To learn more about saving cord blood and cord tissue stem cells for your family, visit Cord Blood Registry (cordblood.com) or call 888-CORDBLOOD (888-267-3256). With 500,000 newborn stem cell units saved and counting, CBR is the #1 choice among OB/GYNs and expecting parents.
Types of Deliveries
Your due date is considered 40 weeks. We recommend additional testing for your baby after 40 weeks. Induction is a process where we give medication to stimulate contractions. It can take more than 24 hours to work and can increase cesarean delivery, especially if it’s your first. It is important to allow our baby to fully grow and develop before we schedule a delivery. We will schedule an induction earlier if there is a medical reason.
Cesarean birth and recovery
A Cesarean birth may be planned or unplanned. If it is not an emergency, you will be taken to the operating room and nurses, anesthesia staff, nurses for your baby, and your physician will be with you. We will monitor your blood pressure, heart rate, your baby’s heart rate and make sure that you are comfortable with either an epidural or spinal. Once everything is ready your spouse or person of your choice will be able to come into the operating room. This is always limited to only 1 person for safety reasons. Your baby will be delivered in a short period of time once your surgery begins. If everything is well, the baby will be able to stay in the operating room with you and your support person. Once delivered, it will take approximately 45-60 minutes to complete surgery. If the Cesarean is an emergency, you may need to go completely to sleep and your support person will not be allowed in the operating room. Occasionally the baby needs to be taken to the nursery for observation while your surgery is being completed.
Vaginal birth after cesarean (VBAC)
If you have had a Cesarean delivery in a previous pregnancy and are now preparing for the birth of another child, you may consider delivering your baby vaginally. VBAC is recommended for those who are a candidate. You will need to discuss this with us.
We plan to help you deliver your baby with the least amount of trauma. Episiotomies are not routinely needed and many deliver without the need for any stitches. Sometimes we need to make a small incision at the vaginal opening to help deliver. We make sure you are numb if you don’t have an epidural, and will stitch the area after delivery.. The stitches dissolve over time and do not need to be removed. We provide you with medication to keep you comfortable after delivery.
We are highly skilled in the use of vacuum and forceps for deliveries. We will recommend using them only if medically indicated. Our goal is to deliver your baby in the safest manner. There are definitely times when this is the safest way to help your baby into the world.

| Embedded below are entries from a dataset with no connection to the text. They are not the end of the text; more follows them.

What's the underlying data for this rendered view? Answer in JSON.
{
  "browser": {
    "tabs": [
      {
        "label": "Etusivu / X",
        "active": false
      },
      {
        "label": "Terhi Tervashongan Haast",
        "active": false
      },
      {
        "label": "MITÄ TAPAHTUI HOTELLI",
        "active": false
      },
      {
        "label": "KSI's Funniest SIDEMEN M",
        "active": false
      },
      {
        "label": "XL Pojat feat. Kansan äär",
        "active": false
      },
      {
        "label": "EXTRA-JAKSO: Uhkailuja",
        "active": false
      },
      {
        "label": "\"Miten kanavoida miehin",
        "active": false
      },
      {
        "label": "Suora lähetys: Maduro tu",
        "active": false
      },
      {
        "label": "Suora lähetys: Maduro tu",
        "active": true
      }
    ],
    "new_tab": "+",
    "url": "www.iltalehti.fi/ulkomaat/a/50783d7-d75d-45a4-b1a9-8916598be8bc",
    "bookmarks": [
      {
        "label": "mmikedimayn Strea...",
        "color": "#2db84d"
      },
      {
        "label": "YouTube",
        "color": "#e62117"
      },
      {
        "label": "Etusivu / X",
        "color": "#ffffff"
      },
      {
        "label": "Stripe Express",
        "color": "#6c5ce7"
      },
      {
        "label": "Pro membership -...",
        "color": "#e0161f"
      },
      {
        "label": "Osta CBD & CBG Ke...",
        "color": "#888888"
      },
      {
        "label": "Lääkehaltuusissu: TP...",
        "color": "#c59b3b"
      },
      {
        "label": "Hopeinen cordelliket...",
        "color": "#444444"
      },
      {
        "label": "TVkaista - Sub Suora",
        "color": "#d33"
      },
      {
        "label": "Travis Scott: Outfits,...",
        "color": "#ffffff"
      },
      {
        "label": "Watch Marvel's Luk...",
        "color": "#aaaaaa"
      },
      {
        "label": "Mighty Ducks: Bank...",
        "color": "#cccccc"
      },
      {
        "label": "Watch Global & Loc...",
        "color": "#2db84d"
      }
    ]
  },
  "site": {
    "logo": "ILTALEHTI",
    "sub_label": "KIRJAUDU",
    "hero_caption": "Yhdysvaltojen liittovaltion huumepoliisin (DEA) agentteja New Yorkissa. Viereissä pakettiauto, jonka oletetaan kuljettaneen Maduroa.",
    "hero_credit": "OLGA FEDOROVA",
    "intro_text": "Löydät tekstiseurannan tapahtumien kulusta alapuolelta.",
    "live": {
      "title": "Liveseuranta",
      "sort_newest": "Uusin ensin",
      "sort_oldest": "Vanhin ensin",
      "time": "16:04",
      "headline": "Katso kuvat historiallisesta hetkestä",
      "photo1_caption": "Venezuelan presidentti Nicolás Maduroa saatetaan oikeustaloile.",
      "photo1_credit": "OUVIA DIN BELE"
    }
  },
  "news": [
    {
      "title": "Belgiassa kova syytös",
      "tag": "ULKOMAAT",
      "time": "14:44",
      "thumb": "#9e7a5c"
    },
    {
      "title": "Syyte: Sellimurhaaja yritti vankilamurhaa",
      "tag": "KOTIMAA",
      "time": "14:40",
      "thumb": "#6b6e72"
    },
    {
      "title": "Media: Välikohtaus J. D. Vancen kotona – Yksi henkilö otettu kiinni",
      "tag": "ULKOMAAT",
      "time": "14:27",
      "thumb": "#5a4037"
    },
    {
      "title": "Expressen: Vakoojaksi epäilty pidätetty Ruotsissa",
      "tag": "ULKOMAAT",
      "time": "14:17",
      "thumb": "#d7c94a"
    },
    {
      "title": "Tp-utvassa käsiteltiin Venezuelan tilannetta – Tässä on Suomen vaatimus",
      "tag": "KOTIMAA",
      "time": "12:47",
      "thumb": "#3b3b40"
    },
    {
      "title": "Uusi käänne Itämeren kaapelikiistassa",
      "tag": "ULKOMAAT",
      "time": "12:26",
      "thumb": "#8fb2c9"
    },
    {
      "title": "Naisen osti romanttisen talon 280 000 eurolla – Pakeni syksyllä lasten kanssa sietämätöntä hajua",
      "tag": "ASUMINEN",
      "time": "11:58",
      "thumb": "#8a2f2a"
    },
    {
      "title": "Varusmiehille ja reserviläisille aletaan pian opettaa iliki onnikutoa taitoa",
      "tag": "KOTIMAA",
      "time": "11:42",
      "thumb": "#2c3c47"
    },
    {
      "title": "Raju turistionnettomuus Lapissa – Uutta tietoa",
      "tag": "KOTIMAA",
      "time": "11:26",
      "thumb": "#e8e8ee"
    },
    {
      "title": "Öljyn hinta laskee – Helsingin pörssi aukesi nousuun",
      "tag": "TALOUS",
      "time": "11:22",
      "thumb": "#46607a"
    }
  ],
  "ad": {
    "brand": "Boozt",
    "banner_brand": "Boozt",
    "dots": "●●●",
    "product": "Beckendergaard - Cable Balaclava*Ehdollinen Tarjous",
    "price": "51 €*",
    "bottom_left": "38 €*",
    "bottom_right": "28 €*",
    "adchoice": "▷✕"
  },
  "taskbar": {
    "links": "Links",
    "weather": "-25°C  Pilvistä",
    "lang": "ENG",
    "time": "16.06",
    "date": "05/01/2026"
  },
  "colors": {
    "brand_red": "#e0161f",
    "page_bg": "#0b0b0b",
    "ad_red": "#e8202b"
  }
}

Still have questions?
Visit our Pregnancy FAQ page for more answers to commonly asked questions!